ARI SHAPIRO, HOST:
Donald Trump has questioned for weeks whether the election in November will be rigged. The Republican presidential candidate is also falling in the polls, and now he has raised his charges to a new level. Trump is calling on supporters and law enforcement to watch the polls for signs of fraud. And as NPR's Pam Fessler reports, there is a thin line between observing the vote and intimidating voters.
PAM FESSLER, BYLINE: Speaking to a crowd in Altoona, Pa., on Friday night, Trump said the only way he could lose in this state is if there's cheating at the polls.
(SOUNDBITE OF ARCHIVED RECORDING)
DONALD TRUMP: And we're going to watch Pennsylvania very quickly. We're going to watch Pennsylvania go down to certain areas and watch and study and make sure other people don't come in and vote five times.
FESSLER: And then he said this.
(SOUNDBITE OF ARCHIVED RECORDING)
TRUMP: And we have to call up law enforcement, and we have to have the sheriffs and the police chiefs and everybody watching.
FESSLER: That comment raised concerns that he might be encouraging voter intimidation.
DAVID BECKER: Of course there's no bright line. It'd be a lot easier if there were.
FESSLER: David Becker is an election expert who monitored thousands of polling sites as an attorney with the U.S. Justice Department in the early 2000s. He says there are guidelines for who can and can't observe elections and what they're allowed to do. But it's not always cut and dried.
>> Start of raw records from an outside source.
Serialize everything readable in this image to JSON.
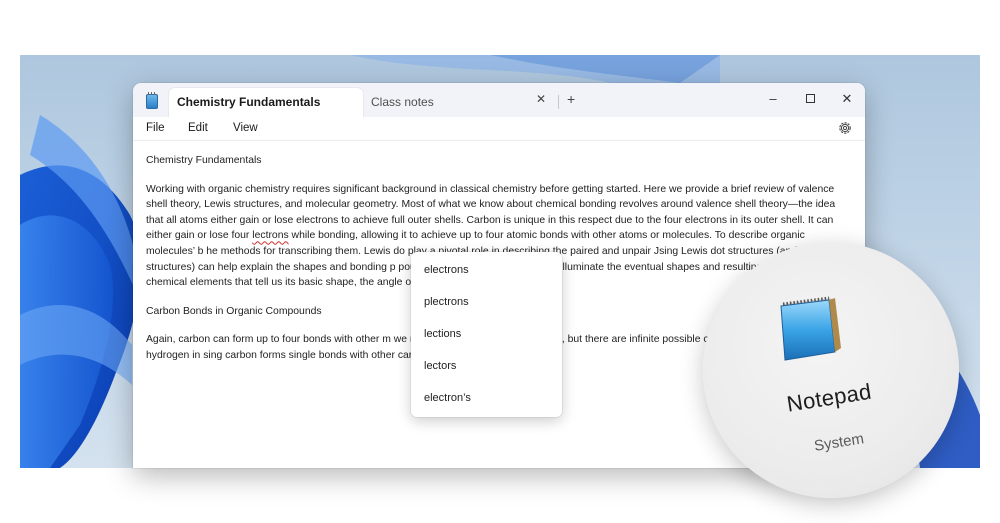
{
  "window": {
    "tabs": [
      {
        "label": "Chemistry Fundamentals",
        "active": true
      },
      {
        "label": "Class notes",
        "active": false
      }
    ],
    "close_tab_glyph": "✕",
    "new_tab_glyph": "+",
    "controls": {
      "minimize": "–",
      "close": "✕"
    }
  },
  "menu": {
    "file": "File",
    "edit": "Edit",
    "view": "View"
  },
  "document": {
    "title": "Chemistry Fundamentals",
    "para1_a": "Working with organic chemistry requires significant background in classical chemistry before getting started. Here we provide a brief review of valence shell theory, Lewis structures, and molecular geometry. Most of what we know about chemical bonding revolves around valence shell theory—the idea that all atoms either gain or lose electrons to achieve full outer shells. Carbon is unique in this respect due to the four electrons in its outer shell. It can either gain or lose four ",
    "para1_misspelled": "lectrons",
    "para1_b": " while bonding, allowing it to achieve up to four atomic bonds with other atoms or molecules. To describe organic molecules’ b he methods for transcribing them. Lewis do play a pivotal role in describing the paired and unpair Jsing Lewis dot structures (and examin structures) can help explain the shapes and bonding p pounds. Understanding the electro illuminate the eventual shapes and resulting bonds in ving the chemical elements that tell us its basic shape, the angle of its bonds, and its u",
    "heading2": "Carbon Bonds in Organic Compounds",
    "para2": "Again, carbon can form up to four bonds with other m we mainly focus on carbon o oxygen, but there are infinite possible compounds. In ds with four hydrogen in sing carbon forms single bonds with other carbons to create longer chains."
  },
  "suggestions": [
    "electrons",
    "plectrons",
    "lections",
    "lectors",
    "electron’s"
  ],
  "zoom_callout": {
    "app_name": "Notepad",
    "app_type": "System"
  },
  "colors": {
    "accent_blue": "#2a7fc8",
    "spell_error": "#d0312d"
  }
}
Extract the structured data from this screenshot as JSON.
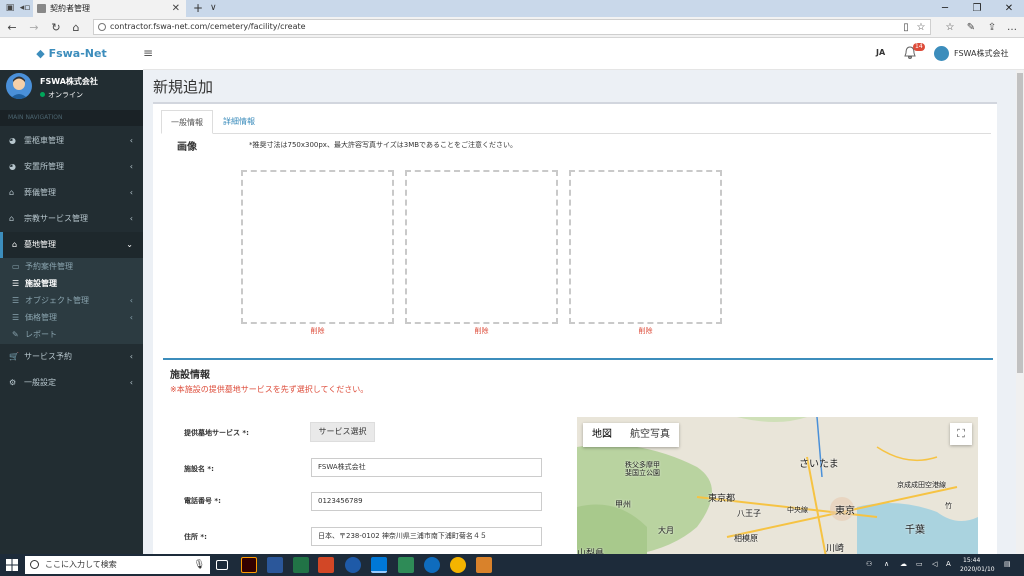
{
  "browser": {
    "tab_title": "契約者管理",
    "url": "contractor.fswa-net.com/cemetery/facility/create"
  },
  "header": {
    "brand": "Fswa-Net",
    "lang": "JA",
    "notif_count": "14",
    "user_name": "FSWA株式会社"
  },
  "sidebar": {
    "user_name": "FSWA株式会社",
    "status": "オンライン",
    "nav_header": "MAIN NAVIGATION",
    "items": [
      {
        "label": "霊柩車管理"
      },
      {
        "label": "安置所管理"
      },
      {
        "label": "葬儀管理"
      },
      {
        "label": "宗教サービス管理"
      },
      {
        "label": "墓地管理"
      },
      {
        "label": "サービス予約"
      },
      {
        "label": "一般設定"
      }
    ],
    "sub_items": [
      {
        "label": "予約案件管理"
      },
      {
        "label": "施設管理"
      },
      {
        "label": "オブジェクト管理"
      },
      {
        "label": "価格管理"
      },
      {
        "label": "レポート"
      }
    ]
  },
  "page": {
    "title": "新規追加",
    "tabs": [
      {
        "label": "一般情報"
      },
      {
        "label": "詳細情報"
      }
    ],
    "image_label": "画像",
    "image_note": "*推奨寸法は750x300px、最大許容写真サイズは3MBであることをご注意ください。",
    "delete_label": "削除",
    "section_title": "施設情報",
    "section_warning": "※本施設の提供墓地サービスを先ず選択してください。",
    "form": {
      "service_label": "提供墓地サービス *:",
      "service_button": "サービス選択",
      "name_label": "施設名 *:",
      "name_value": "FSWA株式会社",
      "phone_label": "電話番号 *:",
      "phone_value": "0123456789",
      "address_label": "住所 *:",
      "address_value": "日本、〒238-0102 神奈川県三浦市南下浦町菊名４５"
    },
    "map": {
      "type_map": "地図",
      "type_sat": "航空写真",
      "labels": [
        "秩父多摩甲斐国立公園",
        "さいたま",
        "東京都",
        "八王子",
        "東京",
        "甲州",
        "大月",
        "相模原",
        "川崎",
        "千葉",
        "山梨県",
        "中央線",
        "京成成田空港線",
        "竹"
      ]
    }
  },
  "taskbar": {
    "search_placeholder": "ここに入力して検索",
    "time": "15:44",
    "date": "2020/01/10"
  }
}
BECKER: It can be that having a police officer in a very non-obtrusive way at a polling place really does help people feel safer and is not intimidating at all. And it could be that having someone with a firearm at a polling place, especially close to the entry point, could be seen as intimidating.
FESSLER: Which is what some people thought in 2008 when two members of the New Black Panther Party, one with a billy club, were stationed outside a polling site in Philadelphia, although charges in that case were eventually dropped.
Becker says election officials have to take into account everything going on at a polling site to know if something has or hasn't crossed the line, and most states routinely allow representatives of political parties, campaigns and the general public inside the voting place. But there are rules.
BECKER: One of the biggest rules about observing elections is that you actually just are there to observe.
FESSLER: Not to interfere. If a poll watcher sees something untoward, they're not supposed to approach the voter but report the problem to an election official. Trump's spokesman, Jason Miller, told NPR that concerns the Republican candidate is calling on his supporters to intimidate voters are unfounded. He notes that poll watching is standard for campaigns and says their goal is to ensure an open, fair and honest election.
Still, election officials are disturbed by the implication that cheating and fraud are widespread. Tammy Patrick is a former Arizona election official now with the Bipartisan Policy Center in Washington, D.C.
TAMMY PATRICK: There's a frustration within the election administration community because many of the claims that are circulating both in social media and just in general are not realistic.
FESSLER: Most election experts dismiss Trump's claims that people can vote five, 10 or 15 times at the polls. Not only is it almost impossible to do. There are very few proven cases of in-person voter fraud.
Still, both parties are always on the lookout for any irregularities. The Democrats and Republicans as well as outside interest groups routinely have hundreds of lawyers and volunteers lined up on Election Day to make sure everything goes smoothly. Both Becker and Patrick think all the scrutiny is a good thing.
BECKER: When done responsibly, poll monitoring can be a great benefit.
FESSLER: Patrick says it helps election officials spot problems so they can be fixed, and the fewer problems, the more confidence voters have that the election was fair. Pam Fessler, NPR News, Washington.
NPR transcripts are created on a rush deadline by Verb8tm, Inc., an NPR contractor, and produced using a proprietary transcription process developed with NPR. This text may not be in its final form and may be updated or revised in the future. Accuracy and availability may vary. The authoritative record of NPR’s programming is the audio record.